Through an analysis of the taxation of business activities in Adamaoua Province, Cameroon, this article aims to provide ethnographic substance to current debates about the "tax effort" in sub-Saharan Africa. Although the current mission of the tax authorities to identify all potential taxpayers and track their locations, movements, and activities is often presented in the context of nationwide reform and a commitment to making all taxable enterprises visible, a close examination of the government's practices reveals other factors at work. The case of cattle traders in particular shows that taxation policies in Adamaoua today are based on an interplay between, on the one hand, modes of state control and levels of administrative efficiency, and on the other, longstanding repertoires of business practice and idioms of documentation.

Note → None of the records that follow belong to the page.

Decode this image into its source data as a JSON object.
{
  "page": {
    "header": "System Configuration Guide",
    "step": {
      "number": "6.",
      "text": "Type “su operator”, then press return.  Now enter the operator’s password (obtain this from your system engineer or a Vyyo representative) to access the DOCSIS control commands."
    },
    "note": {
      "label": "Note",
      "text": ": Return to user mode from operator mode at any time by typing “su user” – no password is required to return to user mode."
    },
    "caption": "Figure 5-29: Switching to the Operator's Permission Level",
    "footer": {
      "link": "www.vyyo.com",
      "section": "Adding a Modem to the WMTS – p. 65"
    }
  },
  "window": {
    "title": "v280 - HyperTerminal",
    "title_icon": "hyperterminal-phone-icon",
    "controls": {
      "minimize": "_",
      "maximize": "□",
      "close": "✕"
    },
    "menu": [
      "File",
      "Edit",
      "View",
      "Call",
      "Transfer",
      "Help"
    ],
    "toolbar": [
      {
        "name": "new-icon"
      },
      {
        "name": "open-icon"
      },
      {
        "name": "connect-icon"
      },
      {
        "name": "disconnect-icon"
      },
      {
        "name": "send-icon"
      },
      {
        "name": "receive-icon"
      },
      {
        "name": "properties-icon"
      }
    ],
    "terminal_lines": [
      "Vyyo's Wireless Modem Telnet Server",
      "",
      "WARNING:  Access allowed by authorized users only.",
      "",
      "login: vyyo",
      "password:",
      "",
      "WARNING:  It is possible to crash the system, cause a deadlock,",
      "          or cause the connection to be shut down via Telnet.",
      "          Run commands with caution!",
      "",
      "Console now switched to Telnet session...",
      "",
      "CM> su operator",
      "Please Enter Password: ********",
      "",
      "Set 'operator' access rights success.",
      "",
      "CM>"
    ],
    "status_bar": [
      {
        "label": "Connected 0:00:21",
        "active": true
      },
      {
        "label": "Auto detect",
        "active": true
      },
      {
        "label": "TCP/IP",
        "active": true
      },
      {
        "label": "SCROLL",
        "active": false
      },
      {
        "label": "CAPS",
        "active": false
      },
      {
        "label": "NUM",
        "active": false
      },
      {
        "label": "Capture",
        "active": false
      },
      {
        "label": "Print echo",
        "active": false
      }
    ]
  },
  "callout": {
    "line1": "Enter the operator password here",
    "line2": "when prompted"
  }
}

Résumé: À travers une analyse de la fiscalisation des activités commerciales dans la région de l' Adamaoua au Cameroun, cet article vise à fournir un contexte ethnographique aux débats actuels sur "l'effort fiscal" en Afrique subsaharienne. Bien que la mission actuelle des autorités d'identifier et de suivre les mouvements et activités de contribuables potentiels soit souvent présentée comme un engagement à la transparence dans un contexte de réforme nationale, une analyse détaillée des pratiques administratives révèle que d'autres facteurs sont en jeu. Si l'on regarde le cas particulier des marchands de bétail, il semble que la politique de mobilisation fiscale en Adamaoua se base d'un côté sur les méthodes gouvernementales de contrôle et les niveaux efficacité administrative, et de l'autre sur les procédés commerciaux en vigueur et les pratiques documentaires de longue date.
In November 2004, one of the top officials in the provincial tax services in Adamaoua Province, Cameroon (whom I will call Monsieur Nana) agreed to give me an interview. Our conversation lasted almost an hour and a half, and he did most of the talking. With few exceptions, he maintained the stern tone and meticulous manners of a conscientious civil servant. Early on, he offered a moderately complacent summary of the tax authorities' recent achievements:

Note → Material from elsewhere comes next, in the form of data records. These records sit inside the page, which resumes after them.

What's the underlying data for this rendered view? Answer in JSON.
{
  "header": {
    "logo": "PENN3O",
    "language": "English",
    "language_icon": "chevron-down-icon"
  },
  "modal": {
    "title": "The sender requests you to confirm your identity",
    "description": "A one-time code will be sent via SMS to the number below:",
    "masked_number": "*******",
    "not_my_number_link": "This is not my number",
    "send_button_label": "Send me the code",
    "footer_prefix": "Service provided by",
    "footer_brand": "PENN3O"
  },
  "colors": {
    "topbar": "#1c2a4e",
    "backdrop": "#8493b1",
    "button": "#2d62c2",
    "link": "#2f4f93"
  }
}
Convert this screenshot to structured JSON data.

As far as the visible [businesses] are concerned, we make a big effort to help people understand what their obligations are. We actually do it for their own good, since the owners, in case they are sole proprietors, do not generally allocate themselves a salary, and they do not make the difference between what belongs to them and what belongs to the enterprise. They cannot tell apart their own expenses and those of the enterprise. It is all mixed up. We push them to keep some kind of accounts, basic as they may be. In the last two years, we have made some progress. At the very least, we have succeeded in increasing the number of enterprises in our records. It works relatively well as regards the really visible sectors, people who have bricks-and-mortar pignon sur rue) businesses. . . .

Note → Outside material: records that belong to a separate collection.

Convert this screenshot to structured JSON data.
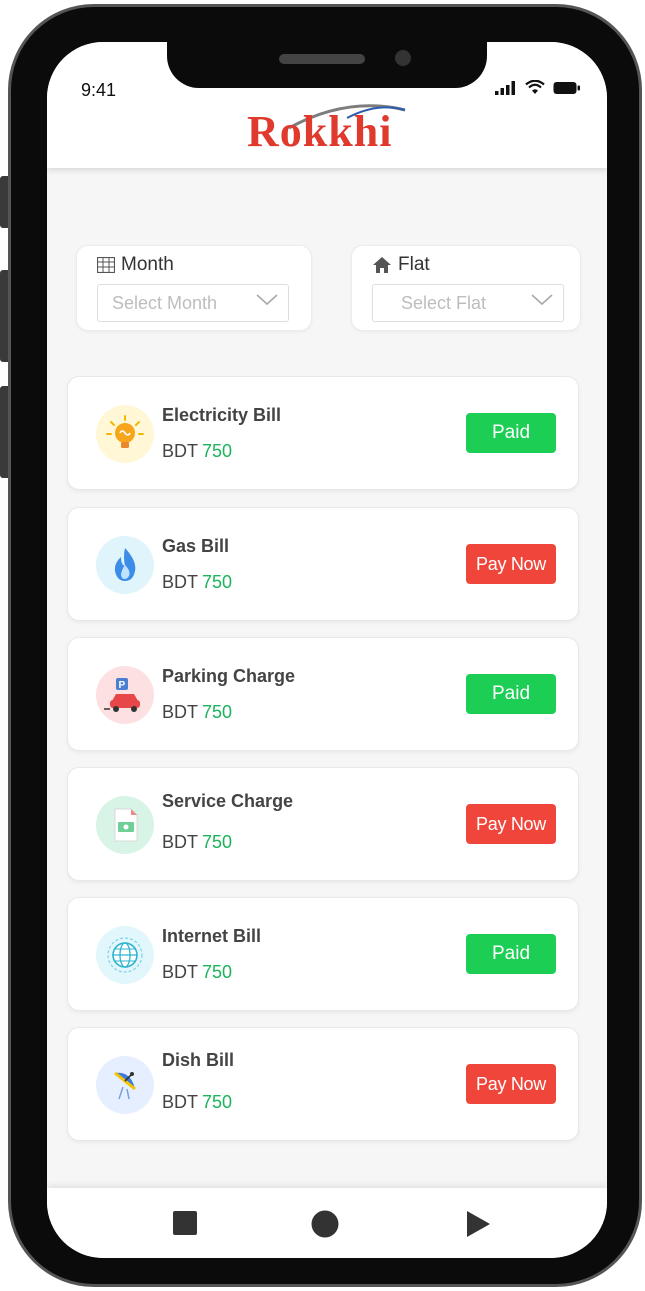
{
  "status_bar": {
    "time": "9:41",
    "icons": [
      "signal-icon",
      "wifi-icon",
      "battery-icon"
    ]
  },
  "header": {
    "logo_text": "Rokkhi"
  },
  "filters": {
    "month": {
      "label": "Month",
      "placeholder": "Select Month",
      "icon": "calendar-grid-icon"
    },
    "flat": {
      "label": "Flat",
      "placeholder": "Select Flat",
      "icon": "home-icon"
    }
  },
  "bills": [
    {
      "name": "Electricity Bill",
      "currency": "BDT",
      "amount": "750",
      "status": "Paid",
      "icon": "lightbulb-icon"
    },
    {
      "name": "Gas Bill",
      "currency": "BDT",
      "amount": "750",
      "status": "Pay Now",
      "icon": "flame-icon"
    },
    {
      "name": "Parking Charge",
      "currency": "BDT",
      "amount": "750",
      "status": "Paid",
      "icon": "car-parking-icon"
    },
    {
      "name": "Service Charge",
      "currency": "BDT",
      "amount": "750",
      "status": "Pay Now",
      "icon": "cash-document-icon"
    },
    {
      "name": "Internet Bill",
      "currency": "BDT",
      "amount": "750",
      "status": "Paid",
      "icon": "globe-icon"
    },
    {
      "name": "Dish Bill",
      "currency": "BDT",
      "amount": "750",
      "status": "Pay Now",
      "icon": "satellite-dish-icon"
    }
  ],
  "nav_bar": [
    "stop-square-icon",
    "home-circle-icon",
    "back-triangle-icon"
  ],
  "colors": {
    "paid": "#1dce55",
    "pay_now": "#f0453a",
    "amount": "#1cb35c",
    "logo": "#e03a2f"
  }
}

During my fieldwork in Adamaoua Province, I came to think of such remarks as representative of governmental discourses on how local ways of conducting business complicate the state mission to regulate, control, and more specifically, tax economic activity. This article argues that such discourses are worth taking seriously and explores one of their main premises: namely, that governmental action entails the production of visibility.
Nana's reference to the "big effort" tax authorities were making is congruent with the emphasis of the literature that attempts to assess state effectiveness in mobilizing revenue (Stotsky 8c WoldeMariam 1997; Chambas 2005; Gupta 8c Tareq 2008). What economists call the "tax effort" is generally measured by the ratio of tax revenue to GDP One of the problems involved in interpreting these figures is that they result not only from tax policies and administrative capacity, which tend to be the privileged objects of study, but also from taxpayers' compliance. …